REQUIRED ACTION -
Output every line below as it stands, dropping only the images.
____________________
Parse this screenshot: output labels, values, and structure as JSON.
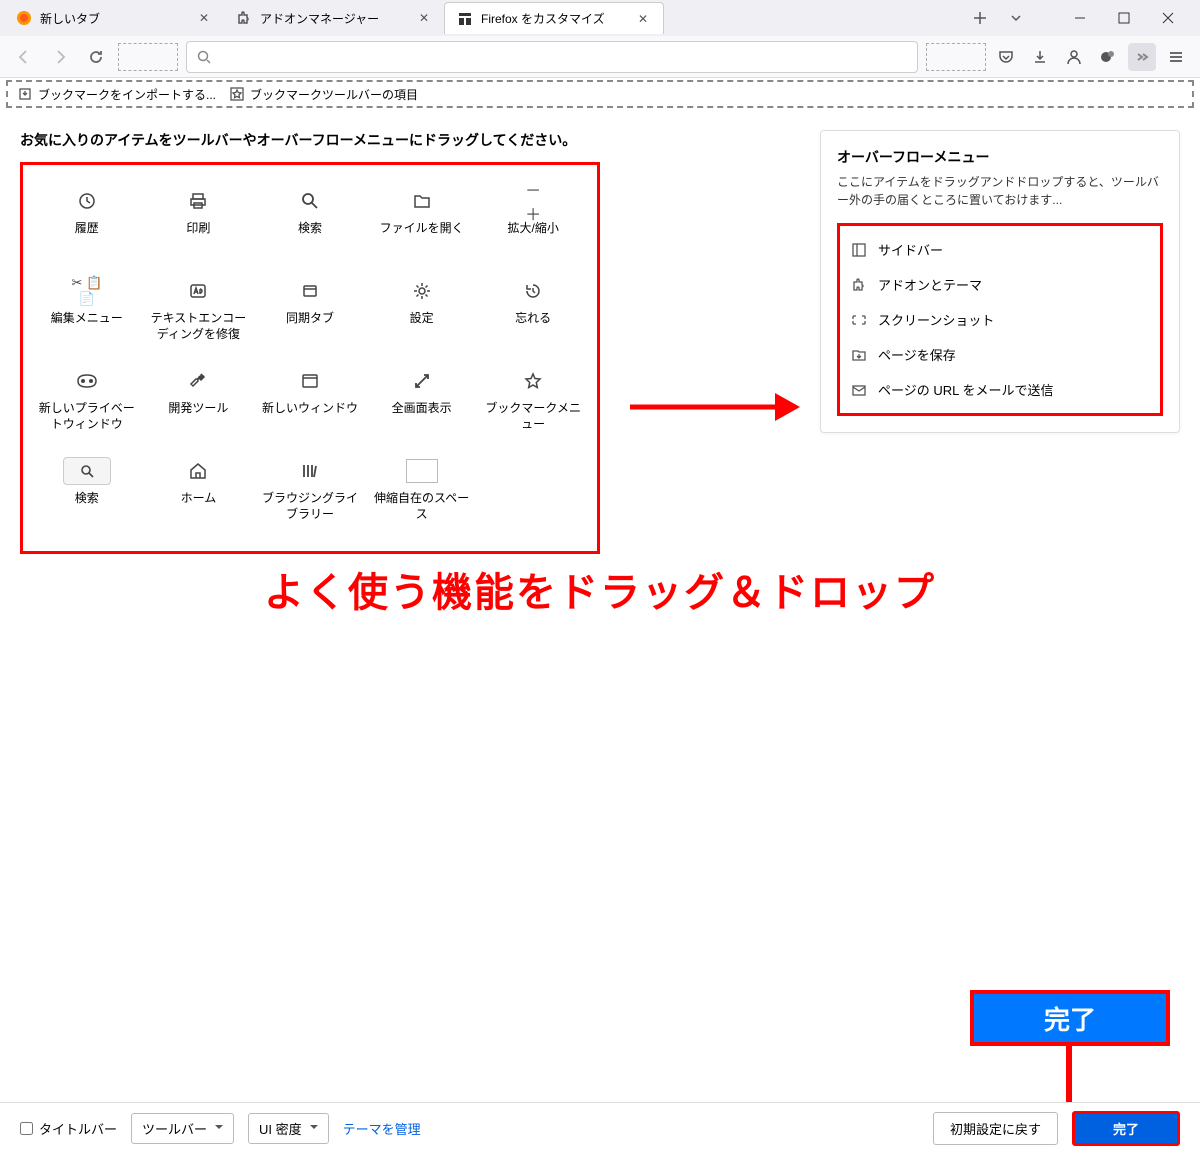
{
  "tabs": [
    {
      "title": "新しいタブ"
    },
    {
      "title": "アドオンマネージャー"
    },
    {
      "title": "Firefox をカスタマイズ"
    }
  ],
  "bookmarkbar": {
    "import": "ブックマークをインポートする...",
    "items": "ブックマークツールバーの項目"
  },
  "instruction": "お気に入りのアイテムをツールバーやオーバーフローメニューにドラッグしてください。",
  "palette": [
    {
      "label": "履歴",
      "icon": "history"
    },
    {
      "label": "印刷",
      "icon": "print"
    },
    {
      "label": "検索",
      "icon": "search"
    },
    {
      "label": "ファイルを開く",
      "icon": "open-file"
    },
    {
      "label": "拡大/縮小",
      "icon": "zoom"
    },
    {
      "label": "編集メニュー",
      "icon": "edit-menu"
    },
    {
      "label": "テキストエンコーディングを修復",
      "icon": "encoding"
    },
    {
      "label": "同期タブ",
      "icon": "sync-tab"
    },
    {
      "label": "設定",
      "icon": "settings"
    },
    {
      "label": "忘れる",
      "icon": "forget"
    },
    {
      "label": "新しいプライベートウィンドウ",
      "icon": "private"
    },
    {
      "label": "開発ツール",
      "icon": "devtools"
    },
    {
      "label": "新しいウィンドウ",
      "icon": "new-window"
    },
    {
      "label": "全画面表示",
      "icon": "fullscreen"
    },
    {
      "label": "ブックマークメニュー",
      "icon": "bookmark-menu"
    },
    {
      "label": "検索",
      "icon": "search-box"
    },
    {
      "label": "ホーム",
      "icon": "home"
    },
    {
      "label": "ブラウジングライブラリー",
      "icon": "library"
    },
    {
      "label": "伸縮自在のスペース",
      "icon": "flex-space"
    }
  ],
  "overflow": {
    "title": "オーバーフローメニュー",
    "desc": "ここにアイテムをドラッグアンドドロップすると、ツールバー外の手の届くところに置いておけます...",
    "items": [
      {
        "label": "サイドバー",
        "icon": "sidebar"
      },
      {
        "label": "アドオンとテーマ",
        "icon": "addons"
      },
      {
        "label": "スクリーンショット",
        "icon": "screenshot"
      },
      {
        "label": "ページを保存",
        "icon": "save-page"
      },
      {
        "label": "ページの URL をメールで送信",
        "icon": "email-link"
      }
    ]
  },
  "annotation": "よく使う機能をドラッグ＆ドロップ",
  "big_done": "完了",
  "footer": {
    "titlebar": "タイトルバー",
    "toolbars": "ツールバー",
    "density": "UI 密度",
    "themes": "テーマを管理",
    "restore": "初期設定に戻す",
    "done": "完了"
  }
}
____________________
SOLUTION FOR THIS EXERCISE -
Parse this screenshot: output labels, values, and structure as JSON.
{
  "tabs": [
    {
      "title": "新しいタブ"
    },
    {
      "title": "アドオンマネージャー"
    },
    {
      "title": "Firefox をカスタマイズ"
    }
  ],
  "bookmarkbar": {
    "import": "ブックマークをインポートする...",
    "items": "ブックマークツールバーの項目"
  },
  "instruction": "お気に入りのアイテムをツールバーやオーバーフローメニューにドラッグしてください。",
  "palette": [
    {
      "label": "履歴",
      "icon": "history"
    },
    {
      "label": "印刷",
      "icon": "print"
    },
    {
      "label": "検索",
      "icon": "search"
    },
    {
      "label": "ファイルを開く",
      "icon": "open-file"
    },
    {
      "label": "拡大/縮小",
      "icon": "zoom"
    },
    {
      "label": "編集メニュー",
      "icon": "edit-menu"
    },
    {
      "label": "テキストエンコーディングを修復",
      "icon": "encoding"
    },
    {
      "label": "同期タブ",
      "icon": "sync-tab"
    },
    {
      "label": "設定",
      "icon": "settings"
    },
    {
      "label": "忘れる",
      "icon": "forget"
    },
    {
      "label": "新しいプライベートウィンドウ",
      "icon": "private"
    },
    {
      "label": "開発ツール",
      "icon": "devtools"
    },
    {
      "label": "新しいウィンドウ",
      "icon": "new-window"
    },
    {
      "label": "全画面表示",
      "icon": "fullscreen"
    },
    {
      "label": "ブックマークメニュー",
      "icon": "bookmark-menu"
    },
    {
      "label": "検索",
      "icon": "search-box"
    },
    {
      "label": "ホーム",
      "icon": "home"
    },
    {
      "label": "ブラウジングライブラリー",
      "icon": "library"
    },
    {
      "label": "伸縮自在のスペース",
      "icon": "flex-space"
    }
  ],
  "overflow": {
    "title": "オーバーフローメニュー",
    "desc": "ここにアイテムをドラッグアンドドロップすると、ツールバー外の手の届くところに置いておけます...",
    "items": [
      {
        "label": "サイドバー",
        "icon": "sidebar"
      },
      {
        "label": "アドオンとテーマ",
        "icon": "addons"
      },
      {
        "label": "スクリーンショット",
        "icon": "screenshot"
      },
      {
        "label": "ページを保存",
        "icon": "save-page"
      },
      {
        "label": "ページの URL をメールで送信",
        "icon": "email-link"
      }
    ]
  },
  "annotation": "よく使う機能をドラッグ＆ドロップ",
  "big_done": "完了",
  "footer": {
    "titlebar": "タイトルバー",
    "toolbars": "ツールバー",
    "density": "UI 密度",
    "themes": "テーマを管理",
    "restore": "初期設定に戻す",
    "done": "完了"
  }
}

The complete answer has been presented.